Making a Healthy Shift: One-by-One / Part 1

Making a Healthy Shift: One-by-One / Part 1

by Gretchen Schisla

Everywhere you look, there are signs that people are seeking healthier food and taking better care of themselves. With the mass of programs, diets and people out there each promoting something different, I’m drawn to those special individuals who, one-by-one, are changing the way they live. Often, a devastating situation creates the catalyst for a person's desire to change, which is quite humbling. The profound discoveries and shifts that occur are the reward for their persistence and courage. I’d like to share two authors’ stories, and also connect you to some really useful information to incorporate into your day. You may not become completely vegan, gluten-free, dairy-free or sugar-free, but you’ll gain insights and tips from others who have made amazing, life-changing shifts.

Gwyneth Paltrow and Julia Turschen: It’s All Good

The story: In 2011, Gwyneth Paltrow was having an exciting and busy year. While serving lunch to guests in her London home, she experienced a severe migraine and panic attack, and thought she was having a stroke. The physical manifestations of her exhausted system sparked her to change how she eats and lives. Gwyneth created this book for her own family and for anyone who struggles to find delicious food to feed their family when health issues need to be addressed. Julia Turschen, a food writer and producer, teamed up with her friend Gwyneth to create this book, and in doing so, also changed her own life. The process not only transformed her body (she lost 60 pounds), but her relationship with food and herself. Growing up in Brooklyn, in a family that ran a bakery and grain mill in Connecticut, Julia said white flour ran in her blood. In order to change the way she ate, Julia says “I had to let go. I had to find elegance through restraint, find tremendous beauty in simplicity, learn about new ingredients, and fall in love with them.”

The book: There is no sugar, butter, cheese, cream or overly-processed ingredient in any recipe, and hardly a trace of gluten. The recipes with gluten offer a gluten-free variation that is just as good. “The book is full of real and wholesome food, recipes that will make you feel lighter and full of energy, not weighed down. It’s all insanely delicious,” according to the authors. Each practical, easy recipe is coded by “vegan,” “protein-packed” or “elimination diet” and accompanied by stunning photos that make you want to try creating the dish yourself. Signing off, Gwyneth remarks “If I’ve learned anything, it’s all a process. Falling off your plan is part of it, not a reason to beat yourself up. It takes time to make these changes. It’s all good.”

Mark Bittman: VB6: Eat Vegan Before 6:00

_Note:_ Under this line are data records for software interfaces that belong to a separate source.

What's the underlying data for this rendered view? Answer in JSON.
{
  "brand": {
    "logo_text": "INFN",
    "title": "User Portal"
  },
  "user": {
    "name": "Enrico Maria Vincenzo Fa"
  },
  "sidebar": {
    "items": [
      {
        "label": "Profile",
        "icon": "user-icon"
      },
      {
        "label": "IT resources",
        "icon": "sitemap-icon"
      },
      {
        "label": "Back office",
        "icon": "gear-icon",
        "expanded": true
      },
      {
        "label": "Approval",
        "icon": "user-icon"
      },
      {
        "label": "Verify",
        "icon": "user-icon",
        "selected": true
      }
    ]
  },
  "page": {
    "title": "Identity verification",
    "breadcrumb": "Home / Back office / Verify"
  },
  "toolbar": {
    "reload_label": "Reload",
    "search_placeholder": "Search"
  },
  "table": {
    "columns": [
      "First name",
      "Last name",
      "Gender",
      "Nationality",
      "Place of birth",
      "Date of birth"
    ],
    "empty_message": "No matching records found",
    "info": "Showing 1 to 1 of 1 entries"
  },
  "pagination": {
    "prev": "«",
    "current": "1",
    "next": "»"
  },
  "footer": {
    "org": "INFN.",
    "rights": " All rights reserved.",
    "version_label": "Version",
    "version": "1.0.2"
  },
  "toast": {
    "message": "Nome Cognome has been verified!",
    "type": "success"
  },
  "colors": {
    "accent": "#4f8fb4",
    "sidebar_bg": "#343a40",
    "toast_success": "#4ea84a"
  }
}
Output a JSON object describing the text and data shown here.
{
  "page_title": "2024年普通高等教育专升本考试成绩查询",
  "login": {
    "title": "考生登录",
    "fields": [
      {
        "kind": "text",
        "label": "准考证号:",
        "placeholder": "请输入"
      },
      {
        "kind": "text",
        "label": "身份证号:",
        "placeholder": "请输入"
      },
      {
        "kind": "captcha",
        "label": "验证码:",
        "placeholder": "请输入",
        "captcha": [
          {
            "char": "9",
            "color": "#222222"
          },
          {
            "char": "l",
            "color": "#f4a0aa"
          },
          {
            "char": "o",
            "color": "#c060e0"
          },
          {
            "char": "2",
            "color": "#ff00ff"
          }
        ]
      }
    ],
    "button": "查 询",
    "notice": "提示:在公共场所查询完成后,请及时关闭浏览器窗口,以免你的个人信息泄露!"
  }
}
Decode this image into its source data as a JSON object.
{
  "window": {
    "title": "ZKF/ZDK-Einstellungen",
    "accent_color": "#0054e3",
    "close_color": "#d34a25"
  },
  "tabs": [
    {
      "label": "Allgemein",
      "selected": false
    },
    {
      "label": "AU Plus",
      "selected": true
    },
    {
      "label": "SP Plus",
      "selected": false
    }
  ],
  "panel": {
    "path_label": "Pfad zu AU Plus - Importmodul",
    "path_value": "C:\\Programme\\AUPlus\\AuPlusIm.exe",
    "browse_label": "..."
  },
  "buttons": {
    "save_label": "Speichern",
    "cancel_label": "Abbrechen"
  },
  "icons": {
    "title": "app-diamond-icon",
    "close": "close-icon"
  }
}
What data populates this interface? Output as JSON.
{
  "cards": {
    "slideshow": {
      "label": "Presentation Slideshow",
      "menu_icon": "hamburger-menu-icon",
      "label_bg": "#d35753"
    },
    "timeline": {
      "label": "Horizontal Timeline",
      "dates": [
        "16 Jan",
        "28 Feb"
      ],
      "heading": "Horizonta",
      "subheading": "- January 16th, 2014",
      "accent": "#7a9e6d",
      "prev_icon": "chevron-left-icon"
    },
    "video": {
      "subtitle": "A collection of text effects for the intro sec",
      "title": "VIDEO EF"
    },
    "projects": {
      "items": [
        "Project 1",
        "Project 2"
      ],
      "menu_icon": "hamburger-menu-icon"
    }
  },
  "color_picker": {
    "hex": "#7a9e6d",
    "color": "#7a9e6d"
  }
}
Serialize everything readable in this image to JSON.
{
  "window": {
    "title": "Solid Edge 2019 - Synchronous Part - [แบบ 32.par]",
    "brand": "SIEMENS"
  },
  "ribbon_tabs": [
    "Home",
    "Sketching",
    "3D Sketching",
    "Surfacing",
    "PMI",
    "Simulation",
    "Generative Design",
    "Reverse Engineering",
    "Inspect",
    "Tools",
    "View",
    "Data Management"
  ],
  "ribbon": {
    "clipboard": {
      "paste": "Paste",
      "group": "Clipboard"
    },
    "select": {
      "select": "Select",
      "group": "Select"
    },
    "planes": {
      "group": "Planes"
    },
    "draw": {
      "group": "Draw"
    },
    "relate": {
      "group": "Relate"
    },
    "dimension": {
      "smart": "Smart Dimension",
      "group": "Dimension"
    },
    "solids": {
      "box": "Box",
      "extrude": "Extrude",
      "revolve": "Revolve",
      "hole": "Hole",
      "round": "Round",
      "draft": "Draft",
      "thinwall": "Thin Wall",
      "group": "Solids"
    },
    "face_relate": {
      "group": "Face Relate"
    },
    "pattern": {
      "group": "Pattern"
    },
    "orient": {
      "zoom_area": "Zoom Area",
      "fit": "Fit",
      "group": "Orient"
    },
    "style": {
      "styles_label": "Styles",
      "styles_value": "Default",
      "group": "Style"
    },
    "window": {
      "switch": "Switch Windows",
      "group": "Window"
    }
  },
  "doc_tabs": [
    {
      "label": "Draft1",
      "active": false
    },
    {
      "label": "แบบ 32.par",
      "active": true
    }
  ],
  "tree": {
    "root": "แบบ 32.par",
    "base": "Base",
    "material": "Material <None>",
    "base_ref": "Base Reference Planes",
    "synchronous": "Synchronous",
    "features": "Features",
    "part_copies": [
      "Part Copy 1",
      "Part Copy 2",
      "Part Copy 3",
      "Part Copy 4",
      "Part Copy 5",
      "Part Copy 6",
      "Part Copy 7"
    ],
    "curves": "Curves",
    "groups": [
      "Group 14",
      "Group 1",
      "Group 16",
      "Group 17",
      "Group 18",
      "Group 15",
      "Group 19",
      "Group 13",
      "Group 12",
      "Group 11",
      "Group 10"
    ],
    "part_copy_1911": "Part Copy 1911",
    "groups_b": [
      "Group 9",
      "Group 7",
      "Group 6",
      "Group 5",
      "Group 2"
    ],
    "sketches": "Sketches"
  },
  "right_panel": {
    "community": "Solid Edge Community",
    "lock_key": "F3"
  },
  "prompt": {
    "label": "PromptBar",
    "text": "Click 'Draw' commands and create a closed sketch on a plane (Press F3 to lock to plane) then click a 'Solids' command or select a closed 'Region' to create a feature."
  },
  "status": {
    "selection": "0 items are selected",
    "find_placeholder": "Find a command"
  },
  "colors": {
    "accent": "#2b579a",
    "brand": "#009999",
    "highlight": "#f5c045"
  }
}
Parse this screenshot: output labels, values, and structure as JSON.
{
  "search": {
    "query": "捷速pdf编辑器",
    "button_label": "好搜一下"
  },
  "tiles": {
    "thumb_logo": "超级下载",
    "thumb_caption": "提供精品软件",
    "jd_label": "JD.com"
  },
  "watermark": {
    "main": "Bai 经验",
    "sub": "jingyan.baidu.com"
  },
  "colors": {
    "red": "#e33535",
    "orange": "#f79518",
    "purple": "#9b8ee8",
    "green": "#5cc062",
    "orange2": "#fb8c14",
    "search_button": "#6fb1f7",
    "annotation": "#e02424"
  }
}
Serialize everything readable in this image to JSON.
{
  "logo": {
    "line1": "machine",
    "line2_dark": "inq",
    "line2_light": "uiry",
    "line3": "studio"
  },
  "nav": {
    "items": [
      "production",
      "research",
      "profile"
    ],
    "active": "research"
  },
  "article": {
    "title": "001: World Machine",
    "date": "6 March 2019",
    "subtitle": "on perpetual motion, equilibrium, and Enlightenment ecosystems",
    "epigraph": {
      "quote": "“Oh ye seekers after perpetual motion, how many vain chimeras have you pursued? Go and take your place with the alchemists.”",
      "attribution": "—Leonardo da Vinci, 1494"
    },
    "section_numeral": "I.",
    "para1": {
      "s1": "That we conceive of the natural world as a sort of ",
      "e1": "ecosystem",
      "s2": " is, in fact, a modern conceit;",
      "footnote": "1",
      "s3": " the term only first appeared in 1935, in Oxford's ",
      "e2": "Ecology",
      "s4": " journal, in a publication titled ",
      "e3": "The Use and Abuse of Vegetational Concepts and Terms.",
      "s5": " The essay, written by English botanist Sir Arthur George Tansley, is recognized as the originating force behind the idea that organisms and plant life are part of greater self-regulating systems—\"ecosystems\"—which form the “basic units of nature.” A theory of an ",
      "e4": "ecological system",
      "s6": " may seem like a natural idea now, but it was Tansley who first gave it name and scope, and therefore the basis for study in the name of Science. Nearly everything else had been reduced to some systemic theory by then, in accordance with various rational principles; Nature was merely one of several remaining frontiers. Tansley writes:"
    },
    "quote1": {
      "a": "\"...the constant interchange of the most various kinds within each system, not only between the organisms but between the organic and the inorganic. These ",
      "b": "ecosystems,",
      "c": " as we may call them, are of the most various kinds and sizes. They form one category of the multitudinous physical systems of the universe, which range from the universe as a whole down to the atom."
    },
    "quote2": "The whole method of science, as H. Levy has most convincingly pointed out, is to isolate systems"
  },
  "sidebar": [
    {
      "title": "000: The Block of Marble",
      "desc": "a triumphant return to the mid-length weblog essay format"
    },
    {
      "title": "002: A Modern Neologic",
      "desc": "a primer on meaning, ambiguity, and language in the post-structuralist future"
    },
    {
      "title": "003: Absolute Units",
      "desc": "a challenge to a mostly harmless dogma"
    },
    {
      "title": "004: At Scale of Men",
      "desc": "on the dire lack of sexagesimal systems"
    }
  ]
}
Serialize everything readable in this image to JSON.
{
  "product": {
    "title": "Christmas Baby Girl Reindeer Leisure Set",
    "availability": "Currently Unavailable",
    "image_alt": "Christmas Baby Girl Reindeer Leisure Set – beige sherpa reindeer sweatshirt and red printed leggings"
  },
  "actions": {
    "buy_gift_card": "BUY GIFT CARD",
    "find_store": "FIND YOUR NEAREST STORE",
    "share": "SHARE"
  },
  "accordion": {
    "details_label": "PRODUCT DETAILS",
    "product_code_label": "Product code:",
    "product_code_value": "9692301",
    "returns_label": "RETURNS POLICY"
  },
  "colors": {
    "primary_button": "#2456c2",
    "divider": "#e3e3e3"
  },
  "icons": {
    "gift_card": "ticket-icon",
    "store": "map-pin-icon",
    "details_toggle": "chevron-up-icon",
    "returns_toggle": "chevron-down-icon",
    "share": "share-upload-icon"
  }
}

The story: Six years ago, food writer Mark Bittman was overweight and pre-diabetic — he was faced with a medical directive: either adopt a vegan diet or go on medication. He didn’t want to start a lifelong routine of taking pills or give up his career where he lived to eat. Instead, he adopted a diet heavy in vegetables, fruits and grains with no meat, dairy or processed foods during the day. After 6 PM, he’d eat what he wanted, in moderation and mostly home-prepared meals. The results were swift and impressive — he lost 35 pounds and his blood numbers changed for the better. He followed up by conducting his own research and came across the same findings in all of his studies: The more people changed their diets and lifestyles, the better they felt and the more they improved in ways we could measure — at any age. Mark Bittman describes that eating a vegan diet, even part-time, can have an impact on issues like global warming, healthcare costs and energy conservation. This makes our dietary choices even more meaningful.

In the book's foreword, Dean Ornish, M.D. (founder of the Preventive Medicine Research Institute) discusses that while most 'diets' are unsustainable, making a lifestyle change can actually alter the genes in your body that keep you healthy and even turn off genes that promote heart disease, prostate cancer, breast cancer, etc. Ornish also touches on the environmental impact of eating plant-based: “Many people are surprised to learn that  the animal agribusiness — eating meat — generates more greenhouse gases than all forms of transportation combined. More than half of U.S. grains and nearly 40 percent of world grains are being fed to livestock rather than being consumed by humans. More than 75 percent of the $2.8 trillion in annual U.S. healthcare costs are from chronic disease which can often be prevented by eating a plant-based diet at a fraction of the costs.”

The book: The first half of the book is a down-to-earth discussion of health issues offering clear, substantiated facts. The remainder is packed full of recipes and really useful information such as: a listing of the flexible food groups, a 28-day plan, stocking tips for the pantry and strategies for eating away from home. I found this resource interesting to read, absorb and put into everyday practice — more so than any 'diet' book I’ve read. Mark closes by saying “If you’re one of the millions who have thought of trying a vegan diet but fear it’s too monotonous, or unfamiliar, or simply don’t want to give up foods you love to eat, VB6 will introduce a new, flexible, and quite simple, better way of eating you can really live with ... for life.”

Continue reading to learn about two new authors:

Terry Walters: Clean Start: Inspiring You to Eat Clean and Live Well.

Susie Middleton: Fast, Fresh & Green: More than 90 Recipes for Veggie Lovers